- Ongoing Adjustments: Undervolting settings may need periodic adjustments due to factors like driver updates or changing ambient temperatures. Achieving the perfect balance between power and performance can be an ongoing process.
- Performance Variability: Incorrect undervolting settings can lead to poor GPU performance, causing instability and lower frame rates. Properly testing and fine-tuning your GPU’s performance is essential to reap the benefits of undervolting.
The Downside of UnderVolting
Undoubtedly, undervolting comes with a range of benefits, from reduced power consumption to lower heat generation and quieter operation. However, it’s crucial to acknowledge the potential downside: decreased stability.
All GPUs are designed to operate within a specific range for power, defects, thermal characteristics, and more. Manufacturers classify these GPUs into different bins based on these attributes, allowing the best-performing chips to be sold at a premium while lower-quality ones find their place at a discount. Nevertheless, these binning categories are not always finely defined, and there is still variation within each category.
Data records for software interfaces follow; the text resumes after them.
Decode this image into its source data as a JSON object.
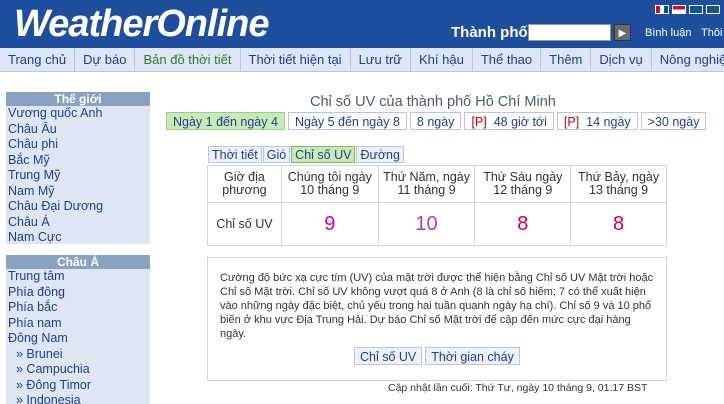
{
  "header": {
    "logo": "WeatherOnline",
    "city_label": "Thành phố:",
    "city_value": "",
    "go_icon": "play-arrow-icon",
    "links": [
      "Bình luận",
      "Thôi"
    ],
    "flag_colors": [
      "#c8102e",
      "#ffffff",
      "#0055a4",
      "#1e4f9e"
    ]
  },
  "nav": [
    "Trang chủ",
    "Dự báo",
    "Bản đồ thời tiết",
    "Thời tiết hiện tại",
    "Lưu trữ",
    "Khí hậu",
    "Thể thao",
    "Thêm",
    "Dịch vụ",
    "Nông nghiệp"
  ],
  "sidebar": {
    "world": {
      "heading": "Thế giới",
      "items": [
        "Vương quốc Anh",
        "Châu Âu",
        "Châu phi",
        "Bắc Mỹ",
        "Trung Mỹ",
        "Nam Mỹ",
        "Châu Đại Dương",
        "Châu Á",
        "Nam Cực"
      ]
    },
    "asia": {
      "heading": "Châu Á",
      "items": [
        "Trung tâm",
        "Phía đông",
        "Phía bắc",
        "Phía nam",
        "Đông Nam"
      ],
      "subitems": [
        "» Brunei",
        "» Campuchia",
        "» Đông Timor",
        "» Indonesia"
      ]
    }
  },
  "main": {
    "title": "Chỉ số UV của thành phố Hồ Chí Minh",
    "day_tabs": [
      {
        "label": "Ngày 1 đến ngày 4",
        "active": true
      },
      {
        "label": "Ngày 5 đến ngày 8",
        "active": false
      },
      {
        "label": "8 ngày",
        "active": false
      },
      {
        "prefix": "[P]",
        "label": "48 giờ tới",
        "active": false
      },
      {
        "prefix": "[P]",
        "label": "14 ngày",
        "active": false
      },
      {
        "label": ">30 ngày",
        "active": false
      }
    ],
    "type_tabs": [
      "Thời tiết",
      "Gió",
      "Chỉ số UV",
      "Đường"
    ],
    "table": {
      "header": [
        "Giờ địa phương",
        "Chúng tôi ngày 10 tháng 9",
        "Thứ Năm, ngày 11 tháng 9",
        "Thứ Sáu ngày 12 tháng 9",
        "Thứ Bảy, ngày 13 tháng 9"
      ],
      "row_label": "Chỉ số UV",
      "values": [
        {
          "value": "9",
          "color": "#c400c4"
        },
        {
          "value": "10",
          "color": "#a040d0"
        },
        {
          "value": "8",
          "color": "#d0003a"
        },
        {
          "value": "8",
          "color": "#d0003a"
        }
      ]
    },
    "info": {
      "text": "Cường độ bức xạ cực tím (UV) của mặt trời được thể hiện bằng Chỉ số UV Mặt trời hoặc Chỉ số Mặt trời. Chỉ số UV không vượt quá 8 ở Anh (8 là chỉ số hiếm; 7 có thể xuất hiện vào những ngày đặc biệt, chủ yếu trong hai tuần quanh ngày hạ chí). Chỉ số 9 và 10 phổ biến ở khu vực Địa Trung Hải. Dự báo Chỉ số Mặt trời để cập đến mức cực đại hàng ngày.",
      "buttons": [
        "Chỉ số UV",
        "Thời gian cháy"
      ]
    },
    "updated": "Cập nhật lần cuối: Thứ Tư, ngày 10 tháng 9, 01:17 BST"
  }
}
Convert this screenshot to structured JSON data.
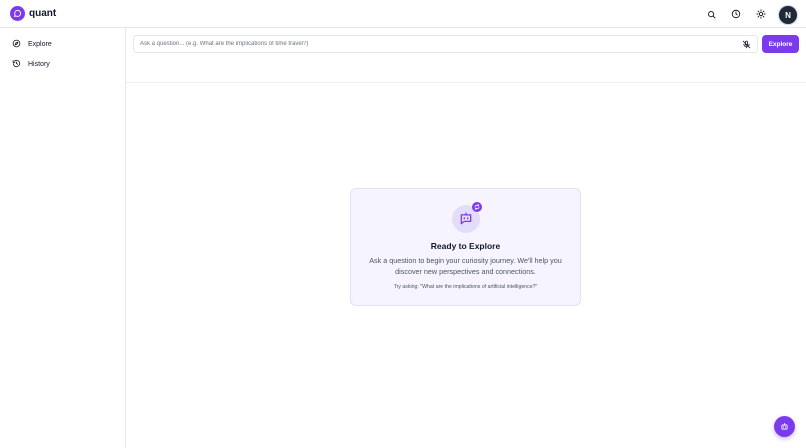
{
  "app": {
    "name": "quant"
  },
  "colors": {
    "accent": "#7c3aed",
    "border": "#e5e7eb",
    "card_bg": "#f6f4fe"
  },
  "header": {
    "icons": [
      "search-icon",
      "history-icon",
      "theme-icon"
    ],
    "avatar_initial": "N"
  },
  "sidebar": {
    "items": [
      {
        "label": "Explore",
        "icon": "compass-icon"
      },
      {
        "label": "History",
        "icon": "history-icon"
      }
    ]
  },
  "search": {
    "placeholder": "Ask a question... (e.g. What are the implications of time travel?)",
    "value": "",
    "mic_icon": "mic-off-icon",
    "button_label": "Explore"
  },
  "empty_state": {
    "icon": "bot-chat-icon",
    "badge_icon": "refresh-icon",
    "title": "Ready to Explore",
    "description": "Ask a question to begin your curiosity journey. We'll help you discover new perspectives and connections.",
    "hint": "Try asking: \"What are the implications of artificial intelligence?\""
  },
  "fab": {
    "icon": "bot-icon"
  }
}
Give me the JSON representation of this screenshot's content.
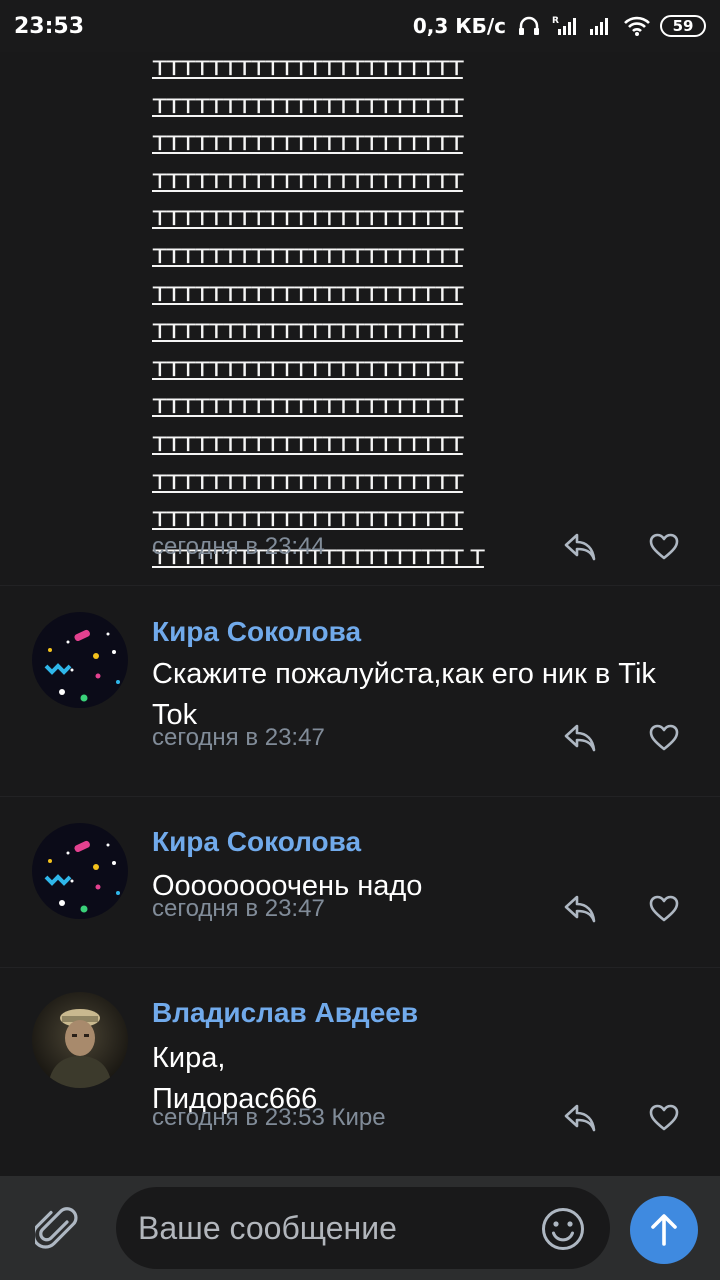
{
  "status_bar": {
    "time": "23:53",
    "net_speed": "0,3 КБ/с",
    "battery": "59"
  },
  "messages": [
    {
      "text_lines": [
        "тттттттттттттттттттттт",
        "тттттттттттттттттттттт",
        "тттттттттттттттттттттт",
        "тттттттттттттттттттттт",
        "тттттттттттттттттттттт",
        "тттттттттттттттттттттт",
        "тттттттттттттттттттттт",
        "тттттттттттттттттттттт",
        "тттттттттттттттттттттт",
        "тттттттттттттттттттттт",
        "тттттттттттттттттттттт",
        "тттттттттттттттттттттт",
        "тттттттттттттттттттттт",
        "тттттттттттттттттттттт т"
      ],
      "time": "сегодня в 23:44"
    },
    {
      "author": "Кира Соколова",
      "text": "Скажите пожалуйста,как его ник в Tik Tok",
      "time": "сегодня в 23:47"
    },
    {
      "author": "Кира Соколова",
      "text": "Оооооооочень надо",
      "time": "сегодня в 23:47"
    },
    {
      "author": "Владислав Авдеев",
      "text_lines": [
        "Кира,",
        "Пидорас666"
      ],
      "time": "сегодня в 23:53 Кире"
    }
  ],
  "composer": {
    "placeholder": "Ваше сообщение"
  },
  "icons": {
    "reply": "reply-icon",
    "like": "heart-icon",
    "attach": "paperclip-icon",
    "emoji": "smile-icon",
    "send": "arrow-up-icon"
  },
  "colors": {
    "background": "#19191a",
    "author": "#71aaeb",
    "meta": "#818c99",
    "send_button": "#3f8ae0",
    "composer_bar": "#2c2d2e"
  }
}
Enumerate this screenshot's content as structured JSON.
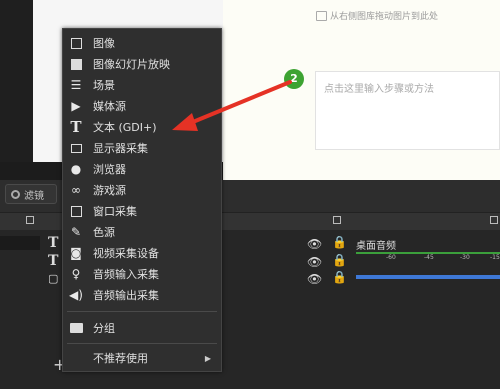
{
  "document": {
    "hint": "从右侧图库拖动图片到此处",
    "step_badge": "2",
    "step_placeholder": "点击这里输入步骤或方法"
  },
  "toolbar": {
    "filter_label": "滤镜"
  },
  "mixer": {
    "channel_label": "桌面音频",
    "scale_ticks": [
      "-60",
      "-45",
      "-30",
      "-15"
    ]
  },
  "sources": {
    "add_symbol": "+"
  },
  "menu": {
    "items": [
      {
        "label": "图像",
        "icon": "image-icon"
      },
      {
        "label": "图像幻灯片放映",
        "icon": "slideshow-icon"
      },
      {
        "label": "场景",
        "icon": "scene-list-icon"
      },
      {
        "label": "媒体源",
        "icon": "play-icon"
      },
      {
        "label": "文本 (GDI+)",
        "icon": "text-icon"
      },
      {
        "label": "显示器采集",
        "icon": "monitor-icon"
      },
      {
        "label": "浏览器",
        "icon": "globe-icon"
      },
      {
        "label": "游戏源",
        "icon": "gamepad-icon"
      },
      {
        "label": "窗口采集",
        "icon": "window-icon"
      },
      {
        "label": "色源",
        "icon": "brush-icon"
      },
      {
        "label": "视频采集设备",
        "icon": "camera-icon"
      },
      {
        "label": "音频输入采集",
        "icon": "microphone-icon"
      },
      {
        "label": "音频输出采集",
        "icon": "speaker-icon"
      },
      {
        "label": "分组",
        "icon": "folder-icon"
      },
      {
        "label": "不推荐使用",
        "icon": ""
      }
    ]
  },
  "colors": {
    "badge_green": "#3da332",
    "arrow_red": "#e53225",
    "meter_green": "#3b9f3b",
    "meter_blue": "#3e78d6"
  }
}
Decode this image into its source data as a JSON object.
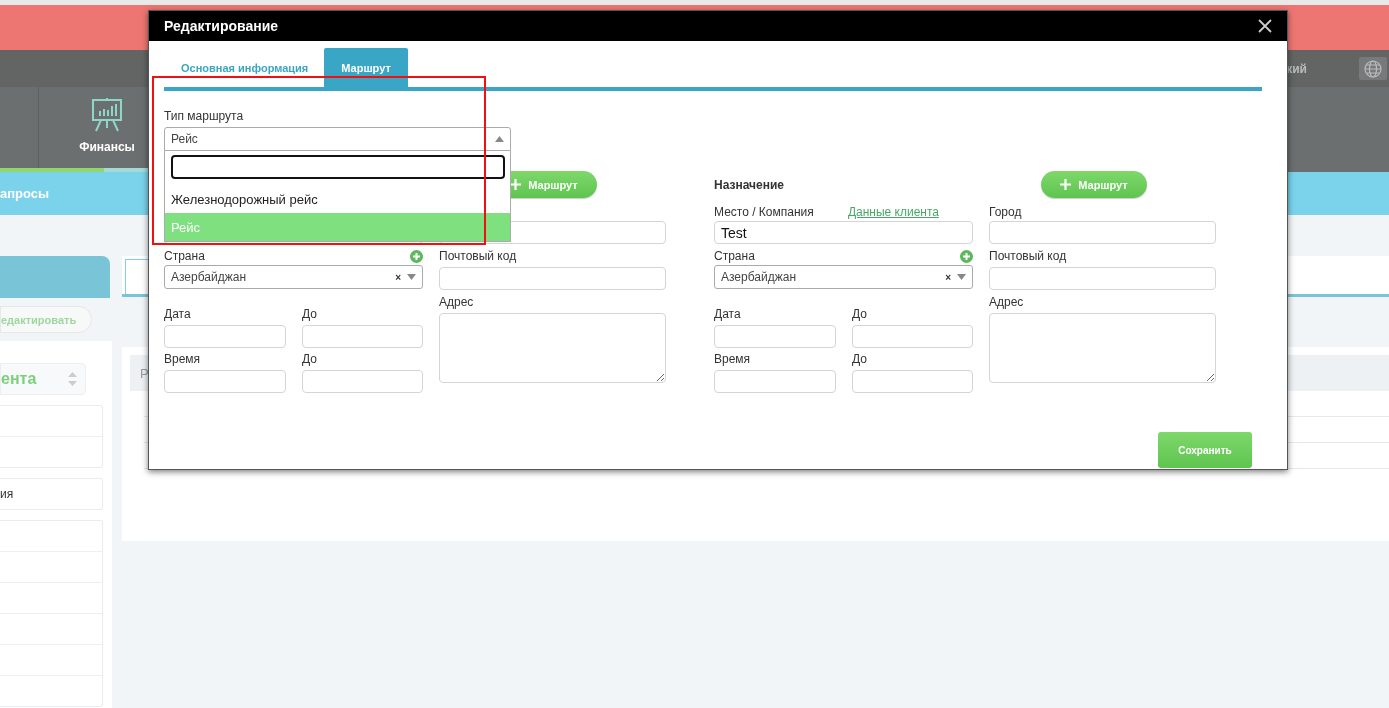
{
  "background": {
    "language_label": "кий",
    "nav_item": "Финансы",
    "subnav_item": "апросы",
    "edit_button": "едактировать",
    "client_select": "ента",
    "list_item": "ия",
    "table_header_cell": "Р"
  },
  "dialog": {
    "title": "Редактирование",
    "tabs": [
      {
        "label": "Основная информация",
        "selected": false
      },
      {
        "label": "Маршрут",
        "selected": true
      }
    ],
    "route_type": {
      "label": "Тип маршрута",
      "value": "Рейс",
      "expanded": true,
      "options": [
        {
          "label": "Железнодорожный рейс",
          "selected": false
        },
        {
          "label": "Рейс",
          "selected": true
        }
      ]
    },
    "sections": [
      {
        "add_button": "Маршрут",
        "country_label": "Страна",
        "country_value": "Азербайджан",
        "country_clear": "×",
        "postal_label": "Почтовый код",
        "address_label": "Адрес",
        "date_label": "Дата",
        "date_to_label": "До",
        "time_label": "Время",
        "time_to_label": "До"
      },
      {
        "heading": "Назначение",
        "add_button": "Маршрут",
        "place_label": "Место / Компания",
        "client_link": "Данные клиента",
        "place_value": "Test",
        "city_label": "Город",
        "country_label": "Страна",
        "country_value": "Азербайджан",
        "country_clear": "×",
        "postal_label": "Почтовый код",
        "address_label": "Адрес",
        "date_label": "Дата",
        "date_to_label": "До",
        "time_label": "Время",
        "time_to_label": "До"
      }
    ],
    "save_button": "Сохранить"
  }
}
This is where undervolting and overclocking play a significant role. Users, if allowed by their hardware, can adjust clock rates and voltage levels. When you undervolt your GPU, you decrease the voltage while keeping clock rates constant, which is akin to increasing clock rates while holding the voltage steady. The crucial distinction is that undervolting typically poses no physical damage risk to the GPU; in fact, it may even extend its longevity.
The primary goal of adjusting voltages is not to provide more power but to ensure that the clock signals remain “clear.” Undervolting achieves this by reducing power consumption and heat, which can enhance the GPU’s overall performance and efficiency.
However, it’s essential to exercise caution when undervolting. To mitigate the risk of decreased stability, always run a sufficient stress test for an extended period. This rigorous testing will help ensure that your GPU continues to perform reliably under the undervolted settings, preventing instability or lower frame rates due to excessively low voltages.
Undervolting is a powerful technique to reduce power consumption, heat generation, and noise levels in your system while maintaining or even improving performance. It opens up possibilities for using powerful GPUs in compact cases and can contribute to a more eco-friendly and cost-effective computing experience. While undervolting requires some effort and periodic adjustments, it is a free and relatively straightforward method for optimizing your GPU’s performance and efficiency.
In our exploration of undervolting, we’ve uncovered both its advantages and limitations. Ultimately, whether or not to undervolt your GPU depends on your preferences, technical expertise, and goals for your gaming and PC experience.